The murder of Lord Erroll was a scandal, yet another red scar on the reputation of the new British East Africa colony.
<strong>”Are you married or do you live in Kenya?”
Kenyan settlers were a colony of mostly hard-working farming communities. The exception were the Happy Valley lot, a group of exiles and black sheep gathered from two continents to party in the warm tropical sun, far from the disapproving eyes of their families and society in general. While the farmers toiled with new crops and new farming techniques, the Happy Valley settlers partied.
The scandalous murder of Lord Erroll uncovered the adulterous world of a small group of mostly European settlers, drink, drugs, orgies, wife-swapping, multiple marriages and divorces. In a colony trying to entice further investment from England, this type of behaviour was not the image they wanted.
But the murder of Lord Erroll, the premier Scottish peer, who had carried the Kind George’s train at his coronation – this was something to big to sweep under the carpet. An investigation was set in motion that would expose Kenyan society to disapproval, tarnish the reputation of the settlers, and end forever the idyllic life led at Happy Valley.
If you want the chronological story, read the books. But there are so many fascinating tangents, so many fascinating people, so many stories….these are the rabbit holes I want to look into.

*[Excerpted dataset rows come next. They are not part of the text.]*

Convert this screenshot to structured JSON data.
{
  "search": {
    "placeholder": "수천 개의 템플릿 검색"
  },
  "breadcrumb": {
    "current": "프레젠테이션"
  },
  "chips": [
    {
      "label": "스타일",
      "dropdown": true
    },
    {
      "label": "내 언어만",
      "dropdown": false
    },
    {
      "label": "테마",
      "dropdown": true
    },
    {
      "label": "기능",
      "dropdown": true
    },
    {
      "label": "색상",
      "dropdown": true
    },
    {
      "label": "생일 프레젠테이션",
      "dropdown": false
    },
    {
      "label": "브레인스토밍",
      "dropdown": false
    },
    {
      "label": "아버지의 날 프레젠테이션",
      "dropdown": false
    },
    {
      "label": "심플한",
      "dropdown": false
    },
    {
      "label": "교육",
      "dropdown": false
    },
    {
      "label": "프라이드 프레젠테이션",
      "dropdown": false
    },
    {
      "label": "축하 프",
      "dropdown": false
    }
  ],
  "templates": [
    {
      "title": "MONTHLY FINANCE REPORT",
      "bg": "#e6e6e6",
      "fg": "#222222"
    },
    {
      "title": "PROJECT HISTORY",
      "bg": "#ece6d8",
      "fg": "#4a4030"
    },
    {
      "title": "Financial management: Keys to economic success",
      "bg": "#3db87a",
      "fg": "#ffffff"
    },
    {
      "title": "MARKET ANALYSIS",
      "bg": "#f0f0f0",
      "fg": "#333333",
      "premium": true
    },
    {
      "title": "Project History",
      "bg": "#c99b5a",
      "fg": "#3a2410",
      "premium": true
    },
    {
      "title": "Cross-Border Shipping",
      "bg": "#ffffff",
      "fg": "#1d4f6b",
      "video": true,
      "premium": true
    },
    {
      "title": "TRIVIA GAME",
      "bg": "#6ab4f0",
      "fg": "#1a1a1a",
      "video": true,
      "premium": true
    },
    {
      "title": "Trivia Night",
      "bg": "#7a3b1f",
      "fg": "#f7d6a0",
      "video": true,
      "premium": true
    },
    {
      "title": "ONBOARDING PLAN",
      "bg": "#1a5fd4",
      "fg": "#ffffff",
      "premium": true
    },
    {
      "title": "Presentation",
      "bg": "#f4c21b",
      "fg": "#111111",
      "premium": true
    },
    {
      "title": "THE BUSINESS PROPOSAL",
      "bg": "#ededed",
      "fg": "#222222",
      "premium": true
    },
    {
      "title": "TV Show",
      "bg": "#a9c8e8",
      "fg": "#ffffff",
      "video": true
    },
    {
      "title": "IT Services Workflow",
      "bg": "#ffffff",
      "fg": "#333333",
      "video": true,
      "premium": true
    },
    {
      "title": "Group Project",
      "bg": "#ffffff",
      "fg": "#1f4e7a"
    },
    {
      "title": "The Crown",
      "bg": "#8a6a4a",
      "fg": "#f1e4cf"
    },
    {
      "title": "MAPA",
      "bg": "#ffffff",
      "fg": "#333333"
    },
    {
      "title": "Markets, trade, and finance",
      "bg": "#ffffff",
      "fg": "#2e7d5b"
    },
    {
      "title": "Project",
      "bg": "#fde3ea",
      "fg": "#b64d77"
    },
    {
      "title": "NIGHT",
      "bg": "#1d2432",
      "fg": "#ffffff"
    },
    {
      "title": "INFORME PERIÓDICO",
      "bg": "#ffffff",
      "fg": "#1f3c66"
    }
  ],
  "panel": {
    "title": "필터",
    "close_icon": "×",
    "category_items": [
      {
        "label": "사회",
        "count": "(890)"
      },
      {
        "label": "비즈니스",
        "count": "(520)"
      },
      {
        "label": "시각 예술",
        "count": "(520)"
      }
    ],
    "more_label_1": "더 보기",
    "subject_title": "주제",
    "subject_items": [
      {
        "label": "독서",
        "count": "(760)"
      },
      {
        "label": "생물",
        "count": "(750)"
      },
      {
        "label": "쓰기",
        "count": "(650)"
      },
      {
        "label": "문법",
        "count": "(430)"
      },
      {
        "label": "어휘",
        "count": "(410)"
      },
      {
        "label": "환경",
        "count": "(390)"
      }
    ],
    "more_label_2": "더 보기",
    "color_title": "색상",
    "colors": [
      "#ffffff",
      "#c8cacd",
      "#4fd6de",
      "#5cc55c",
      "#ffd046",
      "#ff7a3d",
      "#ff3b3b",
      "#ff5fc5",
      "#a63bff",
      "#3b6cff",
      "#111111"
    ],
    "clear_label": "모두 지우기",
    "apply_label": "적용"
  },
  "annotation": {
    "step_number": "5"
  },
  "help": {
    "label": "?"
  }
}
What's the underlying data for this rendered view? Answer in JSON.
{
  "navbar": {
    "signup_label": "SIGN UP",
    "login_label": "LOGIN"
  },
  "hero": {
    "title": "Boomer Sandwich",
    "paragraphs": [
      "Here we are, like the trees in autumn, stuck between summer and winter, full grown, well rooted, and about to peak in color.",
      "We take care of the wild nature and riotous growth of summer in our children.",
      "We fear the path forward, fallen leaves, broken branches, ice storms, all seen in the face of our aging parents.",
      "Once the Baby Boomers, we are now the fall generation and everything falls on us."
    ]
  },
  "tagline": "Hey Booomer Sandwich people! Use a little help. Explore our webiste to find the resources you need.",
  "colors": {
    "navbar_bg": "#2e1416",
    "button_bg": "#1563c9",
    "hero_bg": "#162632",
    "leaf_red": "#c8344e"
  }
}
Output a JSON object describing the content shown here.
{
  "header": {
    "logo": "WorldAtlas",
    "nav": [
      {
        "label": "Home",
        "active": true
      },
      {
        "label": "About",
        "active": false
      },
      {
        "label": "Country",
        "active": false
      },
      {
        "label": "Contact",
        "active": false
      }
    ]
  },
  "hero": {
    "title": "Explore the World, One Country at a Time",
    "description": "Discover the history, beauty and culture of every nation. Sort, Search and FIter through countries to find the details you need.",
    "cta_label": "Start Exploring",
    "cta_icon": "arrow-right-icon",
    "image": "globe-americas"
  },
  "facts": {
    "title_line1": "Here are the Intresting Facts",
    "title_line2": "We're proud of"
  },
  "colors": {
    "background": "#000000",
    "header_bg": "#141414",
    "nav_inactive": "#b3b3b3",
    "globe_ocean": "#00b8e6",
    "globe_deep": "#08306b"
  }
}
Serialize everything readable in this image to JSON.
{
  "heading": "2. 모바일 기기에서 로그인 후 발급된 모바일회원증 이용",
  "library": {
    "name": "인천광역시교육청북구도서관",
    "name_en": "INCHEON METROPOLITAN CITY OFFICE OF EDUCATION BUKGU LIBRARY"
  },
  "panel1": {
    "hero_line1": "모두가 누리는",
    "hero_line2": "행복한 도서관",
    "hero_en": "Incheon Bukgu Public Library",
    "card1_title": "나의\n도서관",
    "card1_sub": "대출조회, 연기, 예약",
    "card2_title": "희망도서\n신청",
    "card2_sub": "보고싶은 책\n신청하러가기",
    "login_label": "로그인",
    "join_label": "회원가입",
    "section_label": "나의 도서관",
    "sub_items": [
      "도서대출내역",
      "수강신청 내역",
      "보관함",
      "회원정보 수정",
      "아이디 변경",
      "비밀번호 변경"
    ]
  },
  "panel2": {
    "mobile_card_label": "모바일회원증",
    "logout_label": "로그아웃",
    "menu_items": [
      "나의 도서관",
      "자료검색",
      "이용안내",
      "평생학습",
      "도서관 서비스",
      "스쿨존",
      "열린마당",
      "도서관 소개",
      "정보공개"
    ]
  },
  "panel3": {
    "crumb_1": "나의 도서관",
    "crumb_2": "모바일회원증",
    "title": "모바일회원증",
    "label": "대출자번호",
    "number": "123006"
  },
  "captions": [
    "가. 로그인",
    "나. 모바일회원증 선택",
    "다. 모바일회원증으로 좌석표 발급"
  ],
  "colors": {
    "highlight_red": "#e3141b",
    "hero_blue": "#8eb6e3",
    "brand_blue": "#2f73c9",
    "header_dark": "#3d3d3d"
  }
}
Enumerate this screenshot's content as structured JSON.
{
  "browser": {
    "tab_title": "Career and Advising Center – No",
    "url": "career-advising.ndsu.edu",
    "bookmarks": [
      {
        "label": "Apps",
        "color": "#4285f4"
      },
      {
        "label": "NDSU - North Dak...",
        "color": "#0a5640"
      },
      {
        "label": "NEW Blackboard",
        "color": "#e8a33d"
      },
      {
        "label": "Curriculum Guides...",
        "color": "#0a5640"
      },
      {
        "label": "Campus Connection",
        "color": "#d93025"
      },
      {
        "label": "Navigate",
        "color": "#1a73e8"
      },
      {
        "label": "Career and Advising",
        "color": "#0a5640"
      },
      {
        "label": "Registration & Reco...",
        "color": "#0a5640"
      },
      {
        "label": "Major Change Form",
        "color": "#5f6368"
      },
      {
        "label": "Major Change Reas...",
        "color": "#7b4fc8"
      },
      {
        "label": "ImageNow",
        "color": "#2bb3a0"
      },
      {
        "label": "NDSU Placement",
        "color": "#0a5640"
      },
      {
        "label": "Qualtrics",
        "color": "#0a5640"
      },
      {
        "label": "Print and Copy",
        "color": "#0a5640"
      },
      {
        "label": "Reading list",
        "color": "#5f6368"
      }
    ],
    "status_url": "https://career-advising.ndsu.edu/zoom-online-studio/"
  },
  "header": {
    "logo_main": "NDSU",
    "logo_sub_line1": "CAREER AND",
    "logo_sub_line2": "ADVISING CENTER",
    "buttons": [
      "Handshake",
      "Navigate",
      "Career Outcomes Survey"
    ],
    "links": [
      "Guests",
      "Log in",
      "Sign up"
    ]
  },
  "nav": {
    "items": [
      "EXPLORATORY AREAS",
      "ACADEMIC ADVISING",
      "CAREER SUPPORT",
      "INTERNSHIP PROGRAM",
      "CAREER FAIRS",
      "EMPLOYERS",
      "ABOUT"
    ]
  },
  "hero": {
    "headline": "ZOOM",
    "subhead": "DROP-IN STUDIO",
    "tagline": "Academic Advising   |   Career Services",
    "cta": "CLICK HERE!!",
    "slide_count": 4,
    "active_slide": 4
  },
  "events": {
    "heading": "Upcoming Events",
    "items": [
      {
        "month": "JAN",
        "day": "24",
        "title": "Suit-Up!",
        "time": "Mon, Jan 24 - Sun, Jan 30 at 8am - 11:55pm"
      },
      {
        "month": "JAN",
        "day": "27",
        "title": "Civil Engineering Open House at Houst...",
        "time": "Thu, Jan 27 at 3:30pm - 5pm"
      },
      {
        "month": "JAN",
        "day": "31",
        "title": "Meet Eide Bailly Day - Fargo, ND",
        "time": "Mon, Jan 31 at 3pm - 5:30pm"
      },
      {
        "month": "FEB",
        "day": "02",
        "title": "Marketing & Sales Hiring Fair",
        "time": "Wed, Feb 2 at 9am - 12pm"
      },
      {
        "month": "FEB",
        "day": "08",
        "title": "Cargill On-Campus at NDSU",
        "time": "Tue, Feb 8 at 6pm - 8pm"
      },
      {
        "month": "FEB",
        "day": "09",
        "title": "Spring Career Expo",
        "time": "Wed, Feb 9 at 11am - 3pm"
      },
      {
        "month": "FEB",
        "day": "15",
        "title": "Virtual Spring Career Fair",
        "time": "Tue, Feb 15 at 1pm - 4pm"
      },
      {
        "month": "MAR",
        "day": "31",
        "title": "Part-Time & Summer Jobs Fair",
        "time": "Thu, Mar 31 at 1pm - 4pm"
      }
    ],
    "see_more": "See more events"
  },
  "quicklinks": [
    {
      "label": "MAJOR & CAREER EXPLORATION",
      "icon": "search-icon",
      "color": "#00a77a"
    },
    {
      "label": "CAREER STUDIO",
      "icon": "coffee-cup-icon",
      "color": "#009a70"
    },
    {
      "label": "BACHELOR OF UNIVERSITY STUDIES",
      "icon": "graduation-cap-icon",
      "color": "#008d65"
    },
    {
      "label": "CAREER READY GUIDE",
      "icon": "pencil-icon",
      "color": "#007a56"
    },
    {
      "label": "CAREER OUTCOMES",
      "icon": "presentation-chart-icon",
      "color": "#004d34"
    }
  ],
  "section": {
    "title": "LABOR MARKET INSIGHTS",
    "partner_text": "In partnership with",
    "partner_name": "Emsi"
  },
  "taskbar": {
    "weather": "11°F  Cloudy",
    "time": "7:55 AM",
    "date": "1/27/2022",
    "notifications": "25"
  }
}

In 1984, when I should have been studying for my senior school exams, I was reading a book called White Mischief about the unsolved murder of the adulterous Earl of Erroll in Kenya at the height of World War II.
One chapter entitled “The fastest gun in the Gare du Nord” caught my attention. This was the story of Alice Silverthorne de Janze de Trafford, a Jazz Age American heiress with a troubled story, who along with her husband, a French Comte, was friends with Erroll and his wife Idina (nee Sackville, daughter of Earl de la Warr). Alice was also, with Idina’s knowledge, Erroll’s mistress for over two decades.
Alice was best known at the time however, as the woman who shot her lover Raymond de Trafford, in the Gare du Nord in Paris, then five years later married him, and it was this part of the story that stayed with me. What sort of woman can shoot a man and still convince him to marry her?
Fast forward to 1999 and I was on bed rest with a high-risk pregnancy, and bored, bored, bored. Surfing the net was one of the few things I could safely do. After exhausting the multiple birth sites and scaring myself with the possibilities of what could go wrong, I turned instead to the genealogy websites, and, having exhausted my own family, started researching Alice.
At first this was quite difficult but as more and more resources started being available on the net, a fascinating story emerged of a complex woman struggling with her psychological inheritance in a world where there were few rules that could not be broken.
This led to a journey of over a decade and brought me into contact with some interesting people whose lives were intimately or tangentially affected by Alice and her story.
This is the story of that journey, of the people who helped along the way, the clues that led to understanding, or sometimes led to more puzzles, the tangents too obscure to include in a biography, but ultimately as fascinating as Alice’s story itself, her friends and family whose lives were as interesting and complex as Alice’s.
For Alice, was a product of her times, of her family and her friends and of the lands that her adventurous spirit took her to. The tragedy that befell her was both of her own making and also predestined by her personality, upbringing and the tragedies that befell her.
And I fell in love with Alice’s story.